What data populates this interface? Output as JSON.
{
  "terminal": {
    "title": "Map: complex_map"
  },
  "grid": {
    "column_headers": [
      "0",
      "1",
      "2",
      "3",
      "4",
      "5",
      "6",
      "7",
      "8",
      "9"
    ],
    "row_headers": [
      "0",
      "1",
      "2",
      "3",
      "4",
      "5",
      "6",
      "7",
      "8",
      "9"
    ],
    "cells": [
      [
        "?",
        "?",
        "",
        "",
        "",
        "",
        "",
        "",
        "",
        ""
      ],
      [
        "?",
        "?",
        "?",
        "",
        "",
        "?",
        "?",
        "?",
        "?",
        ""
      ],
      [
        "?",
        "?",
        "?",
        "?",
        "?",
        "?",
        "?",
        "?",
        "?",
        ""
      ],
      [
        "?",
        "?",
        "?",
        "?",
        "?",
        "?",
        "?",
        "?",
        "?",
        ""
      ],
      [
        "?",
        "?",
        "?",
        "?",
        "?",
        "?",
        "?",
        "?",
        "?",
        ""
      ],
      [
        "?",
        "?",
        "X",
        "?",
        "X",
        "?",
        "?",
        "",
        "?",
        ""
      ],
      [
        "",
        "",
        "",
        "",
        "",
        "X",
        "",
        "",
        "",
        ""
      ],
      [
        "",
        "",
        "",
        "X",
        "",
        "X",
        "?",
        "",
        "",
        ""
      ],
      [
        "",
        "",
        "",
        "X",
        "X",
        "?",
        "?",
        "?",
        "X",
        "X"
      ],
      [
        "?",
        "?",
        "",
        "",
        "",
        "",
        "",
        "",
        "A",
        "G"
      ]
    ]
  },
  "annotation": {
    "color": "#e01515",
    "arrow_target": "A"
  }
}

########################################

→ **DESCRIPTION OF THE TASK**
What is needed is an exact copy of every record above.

→ **OUTPUT FOR THIS EXERCISE**
What data populates this interface? Output as JSON.
{
  "terminal": {
    "title": "Map: complex_map"
  },
  "grid": {
    "column_headers": [
      "0",
      "1",
      "2",
      "3",
      "4",
      "5",
      "6",
      "7",
      "8",
      "9"
    ],
    "row_headers": [
      "0",
      "1",
      "2",
      "3",
      "4",
      "5",
      "6",
      "7",
      "8",
      "9"
    ],
    "cells": [
      [
        "?",
        "?",
        "",
        "",
        "",
        "",
        "",
        "",
        "",
        ""
      ],
      [
        "?",
        "?",
        "?",
        "",
        "",
        "?",
        "?",
        "?",
        "?",
        ""
      ],
      [
        "?",
        "?",
        "?",
        "?",
        "?",
        "?",
        "?",
        "?",
        "?",
        ""
      ],
      [
        "?",
        "?",
        "?",
        "?",
        "?",
        "?",
        "?",
        "?",
        "?",
        ""
      ],
      [
        "?",
        "?",
        "?",
        "?",
        "?",
        "?",
        "?",
        "?",
        "?",
        ""
      ],
      [
        "?",
        "?",
        "X",
        "?",
        "X",
        "?",
        "?",
        "",
        "?",
        ""
      ],
      [
        "",
        "",
        "",
        "",
        "",
        "X",
        "",
        "",
        "",
        ""
      ],
      [
        "",
        "",
        "",
        "X",
        "",
        "X",
        "?",
        "",
        "",
        ""
      ],
      [
        "",
        "",
        "",
        "X",
        "X",
        "?",
        "?",
        "?",
        "X",
        "X"
      ],
      [
        "?",
        "?",
        "",
        "",
        "",
        "",
        "",
        "",
        "A",
        "G"
      ]
    ]
  },
  "annotation": {
    "color": "#e01515",
    "arrow_target": "A"
  }
}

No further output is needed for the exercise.